How did publishing your book change your writing process?
Publishing a non-fiction book is different than publishing fiction. With non-fiction, you submit a proposal to publishers with a few sample chapters. You do not have a finished product. So, once I had a book deal, I sat in the library and focused. I would write one chapter a week and, at the end of the month, I would submit four chapters to my editor. After I submitted the complete manuscript to my editor, it was time to go back and edit. Editing was my favorite part of the process. Editing is decluttering with words, and I love decluttering.
Do you read your book reviews? How do you deal with bad or good ones?
Yes. I read every review. I can’t help it. With the good reviews, I am thankful because they usually say that the book helped them in some way and this is why I became a writer. With the bad reviews, I try to learn from them if they provide constructive feedback. For example, a reader may say that they were hoping for more packing tips or for more of a memoir. I will incorporate helpful comments into my next book.
How do you handle creative blocks?
Before I start writing, I create a list of what I want to accomplish that day. The motivation to check off that list before my kids get home from school helps me to get past creative blocks. When all else fails, I go for a run to clear my head.

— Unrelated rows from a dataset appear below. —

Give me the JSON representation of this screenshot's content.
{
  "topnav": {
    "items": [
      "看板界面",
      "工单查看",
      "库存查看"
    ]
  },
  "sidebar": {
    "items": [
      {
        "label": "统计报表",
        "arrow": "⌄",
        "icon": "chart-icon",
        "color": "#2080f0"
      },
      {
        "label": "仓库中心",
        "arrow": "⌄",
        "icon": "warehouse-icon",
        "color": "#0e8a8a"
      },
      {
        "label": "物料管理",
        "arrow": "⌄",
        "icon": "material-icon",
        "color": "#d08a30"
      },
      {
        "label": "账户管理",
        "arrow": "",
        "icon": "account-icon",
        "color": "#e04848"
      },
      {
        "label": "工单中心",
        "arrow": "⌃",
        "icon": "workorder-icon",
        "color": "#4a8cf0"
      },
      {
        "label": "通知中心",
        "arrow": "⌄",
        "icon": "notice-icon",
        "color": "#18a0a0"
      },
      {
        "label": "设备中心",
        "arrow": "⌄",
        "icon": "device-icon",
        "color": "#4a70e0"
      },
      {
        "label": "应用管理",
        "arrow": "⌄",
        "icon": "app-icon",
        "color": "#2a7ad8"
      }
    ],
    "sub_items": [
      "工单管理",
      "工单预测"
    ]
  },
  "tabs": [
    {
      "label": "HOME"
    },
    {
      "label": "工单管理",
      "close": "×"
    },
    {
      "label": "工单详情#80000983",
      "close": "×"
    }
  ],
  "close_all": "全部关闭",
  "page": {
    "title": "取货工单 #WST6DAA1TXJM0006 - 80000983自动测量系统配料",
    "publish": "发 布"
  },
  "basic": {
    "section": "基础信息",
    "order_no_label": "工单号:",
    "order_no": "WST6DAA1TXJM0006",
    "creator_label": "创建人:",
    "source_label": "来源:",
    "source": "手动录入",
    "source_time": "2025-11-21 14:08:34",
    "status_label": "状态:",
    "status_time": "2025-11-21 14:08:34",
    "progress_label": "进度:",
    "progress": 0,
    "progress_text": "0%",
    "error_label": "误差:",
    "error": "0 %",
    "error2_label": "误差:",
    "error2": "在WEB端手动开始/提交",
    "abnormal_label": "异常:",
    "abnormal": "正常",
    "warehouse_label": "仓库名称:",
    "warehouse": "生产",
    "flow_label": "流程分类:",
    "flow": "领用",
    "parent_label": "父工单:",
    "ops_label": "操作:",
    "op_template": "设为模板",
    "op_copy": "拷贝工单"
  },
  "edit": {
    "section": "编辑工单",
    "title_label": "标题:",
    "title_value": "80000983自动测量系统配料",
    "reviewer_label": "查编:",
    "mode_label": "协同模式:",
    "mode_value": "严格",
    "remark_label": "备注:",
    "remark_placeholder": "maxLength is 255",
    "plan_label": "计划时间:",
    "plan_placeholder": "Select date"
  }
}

What was an early experience where you learned that language has power?
I grew up in Miami, FL, speaking Spanish at home, and I learned from an early age how language connects us. My grandmother, Josefina, lived with my family and she only spoke Spanish. As I grew older, I wanted to learn more languages, so I could talk to others around the world. I studied French, Spanish, and Italian literature in college. Some might conclude I did this so I would have an excuse to travel abroad. It’s for my education, Mom. Language fascinates me. I love the melody of beautifully chosen words.
Do you read much? If so who are your favorite authors?
Reading soothes me and I try to read as often as possible. I like both non-fiction and fiction, and I love getting recommendations from my Instagram friends. Some of my favorite authors are: Fredrik Backman, Liane Moriarty, Jenny Lawson, and Jonathon Tropper. Some recent books I’ve enjoyed are: Normal People, How Not to Die Alone, The Unbreakables, A Bend in the Stars, Daisy Jones and the Six, How to Give a TED Talk, and The Rosie Result.
Can you tell us about your current projects?
A friend recently published his second book with Simon & Schuster and I asked him, “Now that you’ve published your second book, what advice would you give to a first-time author?” He said, “I would have waited longer before writing my second book.” Another author likened her fourth book to a fourth child. “There are hardly any pictures of my fourth and I never got around to making that scrapbook.”
I’ve taken this advice to heart. I want to give my first book, The Art of Happy Moving, all the love and attention I can. Readers tell me that I am helping them, and I want to be there – whether through my book talks or my blog – to help them feel happier about their moves. Pretty soon, though, I’ll lock myself in the library again and start the next book. However, I promise to give her just as much time and attention as my first.
Many thanks to Ali for making time to answer my questions! If there’s a move in your future, no matter how far away that may be, this book is a must read!
You can find my review of The Art of Happy Moving here.